On immigration, Trump tried to spell out his thinking for his opponents: ‘No issue better illustrates the divide between America’s working class and America’s political class than illegal immigration.’ His obsession with building a wall strikes many as insanity. But in his speech on Tuesday, he made perhaps his strongest argument yet for a border barrier, and leavened it by stressing his enthusiasm for legal immigration. ‘I want people to come into our country in the largest numbers ever,’ he said, a remark that alarmed his more hardcore fans. ‘But they have to come in legally.’ Is that so unreasonable?
Trump also tried to manage his Rex complex. He didn’t always succeed: ‘If I had not been elected President of the United States,’ he claimed, ‘we would right now, in my opinion, be in a major war with North Korea with potentially millions of people killed.’ But he generally credited America’s greatness to America, and not just Donald Trump. He was also able to point to many impressive statistics about the economic boom under his leadership. No matter how hard they tried, the eager media fact-checkers were unable fully to debunk his figures.
If his second State of the Union was, as his enemies allege, more his first 2020 campaign speech, it was a powerful one. Trump has begun articulating an upbeat vision for America, while Democrats talk only of the misery he causes. He keeps inviting the opposition to work with him, but they just want to destroy him.

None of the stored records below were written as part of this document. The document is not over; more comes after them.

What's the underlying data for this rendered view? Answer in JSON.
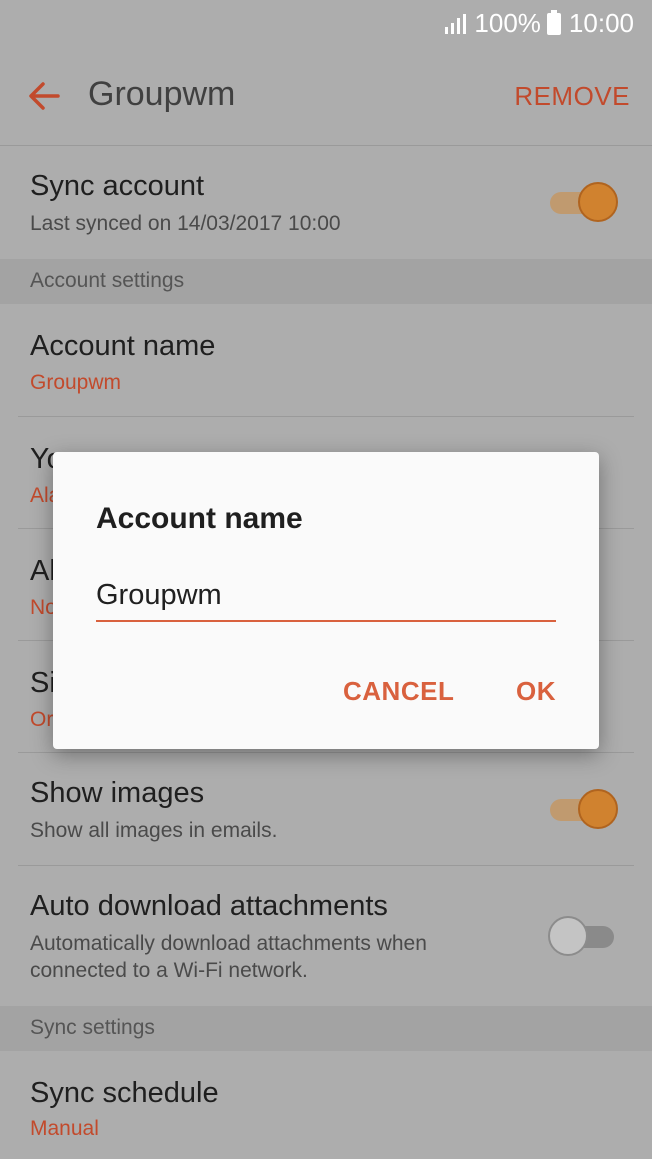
{
  "status": {
    "battery_percent": "100%",
    "time": "10:00"
  },
  "appbar": {
    "title": "Groupwm",
    "remove_label": "REMOVE"
  },
  "sync_account": {
    "title": "Sync account",
    "subtitle": "Last synced on 14/03/2017  10:00",
    "enabled": true
  },
  "sections": {
    "account_settings": "Account settings",
    "sync_settings": "Sync settings"
  },
  "account_name_row": {
    "title": "Account name",
    "value": "Groupwm"
  },
  "partial_rows": [
    {
      "title_visible": "Yo",
      "sub_visible": "Ala"
    },
    {
      "title_visible": "Al",
      "sub_visible": "No"
    },
    {
      "title_visible": "Si",
      "sub_visible": "Or"
    }
  ],
  "show_images": {
    "title": "Show images",
    "subtitle": "Show all images in emails.",
    "enabled": true
  },
  "auto_download": {
    "title": "Auto download attachments",
    "subtitle_line1": "Automatically download attachments when",
    "subtitle_line2": "connected to a Wi-Fi network.",
    "enabled": false
  },
  "sync_schedule": {
    "title": "Sync schedule",
    "value": "Manual"
  },
  "dialog": {
    "title": "Account name",
    "input_value": "Groupwm",
    "cancel_label": "CANCEL",
    "ok_label": "OK"
  },
  "colors": {
    "accent": "#d9613e",
    "toggle_on": "#d0822f",
    "scrim_bg": "#adadad"
  },
  "icons": {
    "back": "arrow-left-icon",
    "signal": "signal-icon",
    "battery": "battery-icon"
  }
}
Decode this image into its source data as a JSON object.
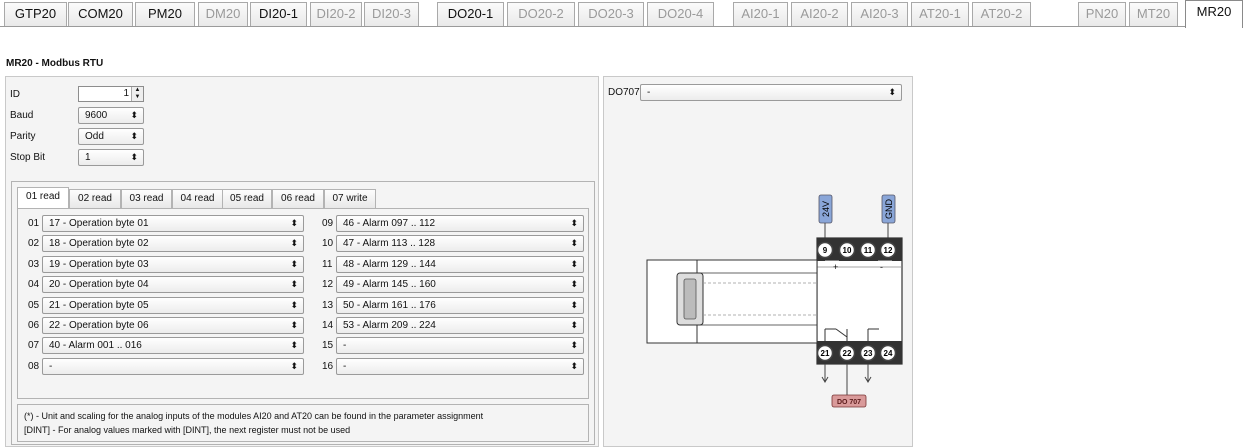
{
  "top_tabs": [
    {
      "label": "GTP20",
      "state": "normal"
    },
    {
      "label": "COM20",
      "state": "normal"
    },
    {
      "label": "PM20",
      "state": "normal"
    },
    {
      "label": "DM20",
      "state": "dim"
    },
    {
      "label": "DI20-1",
      "state": "normal"
    },
    {
      "label": "DI20-2",
      "state": "dim"
    },
    {
      "label": "DI20-3",
      "state": "dim"
    },
    {
      "label": "DO20-1",
      "state": "normal"
    },
    {
      "label": "DO20-2",
      "state": "dim"
    },
    {
      "label": "DO20-3",
      "state": "dim"
    },
    {
      "label": "DO20-4",
      "state": "dim"
    },
    {
      "label": "AI20-1",
      "state": "dim"
    },
    {
      "label": "AI20-2",
      "state": "dim"
    },
    {
      "label": "AI20-3",
      "state": "dim"
    },
    {
      "label": "AT20-1",
      "state": "dim"
    },
    {
      "label": "AT20-2",
      "state": "dim"
    },
    {
      "label": "PN20",
      "state": "dim"
    },
    {
      "label": "MT20",
      "state": "dim"
    },
    {
      "label": "MR20",
      "state": "active"
    }
  ],
  "page_title": "MR20 - Modbus RTU",
  "form": {
    "id_label": "ID",
    "id_value": "1",
    "baud_label": "Baud",
    "baud_value": "9600",
    "parity_label": "Parity",
    "parity_value": "Odd",
    "stopbit_label": "Stop Bit",
    "stopbit_value": "1"
  },
  "inner_tabs": [
    "01 read",
    "02 read",
    "03 read",
    "04 read",
    "05 read",
    "06 read",
    "07 write"
  ],
  "active_inner_tab": "01 read",
  "registers_left": [
    {
      "num": "01",
      "value": "17 - Operation byte 01"
    },
    {
      "num": "02",
      "value": "18 - Operation byte 02"
    },
    {
      "num": "03",
      "value": "19 - Operation byte 03"
    },
    {
      "num": "04",
      "value": "20 - Operation byte 04"
    },
    {
      "num": "05",
      "value": "21 - Operation byte 05"
    },
    {
      "num": "06",
      "value": "22 - Operation byte 06"
    },
    {
      "num": "07",
      "value": "40 - Alarm 001 .. 016"
    },
    {
      "num": "08",
      "value": "-"
    }
  ],
  "registers_right": [
    {
      "num": "09",
      "value": "46 - Alarm 097 .. 112"
    },
    {
      "num": "10",
      "value": "47 - Alarm 113 .. 128"
    },
    {
      "num": "11",
      "value": "48 - Alarm 129 .. 144"
    },
    {
      "num": "12",
      "value": "49 - Alarm 145 .. 160"
    },
    {
      "num": "13",
      "value": "50 - Alarm 161 .. 176"
    },
    {
      "num": "14",
      "value": "53 - Alarm 209 .. 224"
    },
    {
      "num": "15",
      "value": "-"
    },
    {
      "num": "16",
      "value": "-"
    }
  ],
  "notes": {
    "line1": "(*) - Unit and scaling for the analog inputs of the modules AI20 and AT20 can be found in the parameter assignment",
    "line2": "[DINT] - For analog values marked with [DINT], the next register must not be used"
  },
  "right_panel": {
    "select_label": "DO707",
    "select_value": "-"
  },
  "diagram": {
    "power_labels": {
      "v24": "24V",
      "gnd": "GND"
    },
    "top_terminals": [
      "9",
      "10",
      "11",
      "12"
    ],
    "bottom_terminals": [
      "21",
      "22",
      "23",
      "24"
    ],
    "plus_sign": "+",
    "minus_sign": "-",
    "output_label": "DO 707",
    "colors": {
      "power_tag": "#8aa6d8",
      "output_tag": "#d99a9a",
      "terminal": "#444444"
    }
  }
}
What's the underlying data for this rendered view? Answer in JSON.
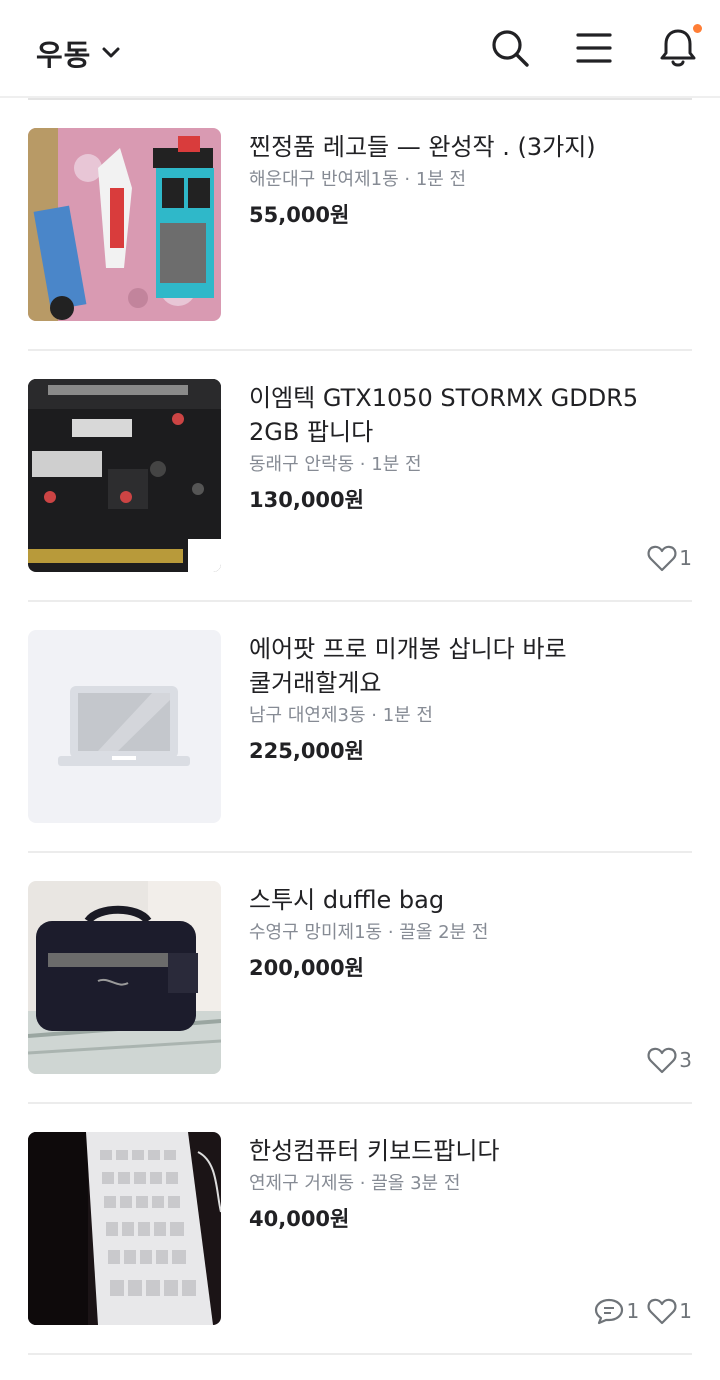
{
  "header": {
    "location": "우동",
    "icons": [
      "chevron-down-icon",
      "search-icon",
      "menu-icon",
      "bell-icon"
    ],
    "notification_dot_color": "#ff7e36"
  },
  "items": [
    {
      "title": "찐정품  레고들 — 완성작  .   (3가지)",
      "meta": "해운대구 반여제1동 · 1분 전",
      "price": "55,000원",
      "likes": "",
      "chats": ""
    },
    {
      "title": "이엠텍 GTX1050 STORMX GDDR5 2GB 팝니다",
      "meta": "동래구 안락동 · 1분 전",
      "price": "130,000원",
      "likes": "1",
      "chats": ""
    },
    {
      "title": "에어팟 프로 미개봉 삽니다 바로 쿨거래할게요",
      "meta": "남구 대연제3동 · 1분 전",
      "price": "225,000원",
      "likes": "",
      "chats": ""
    },
    {
      "title": "스투시 duffle bag",
      "meta": "수영구 망미제1동 · 끌올 2분 전",
      "price": "200,000원",
      "likes": "3",
      "chats": ""
    },
    {
      "title": "한성컴퓨터 키보드팝니다",
      "meta": "연제구 거제동 · 끌올 3분 전",
      "price": "40,000원",
      "likes": "1",
      "chats": "1"
    }
  ]
}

President Obama had the same problem, and he made that work to his electoral advantage. Congress has a much lower approval rating than the President. By posing as a leader who wants to heal America’s wounds (try not to laugh), Trump might find a way to increase his popularity. One Nation Trumpism could be hard to beat.
Freddy Gray is the editor of Spectator USA and the presenter of the Americano podcast. This piece appears in this week's Spectator, out tomorrow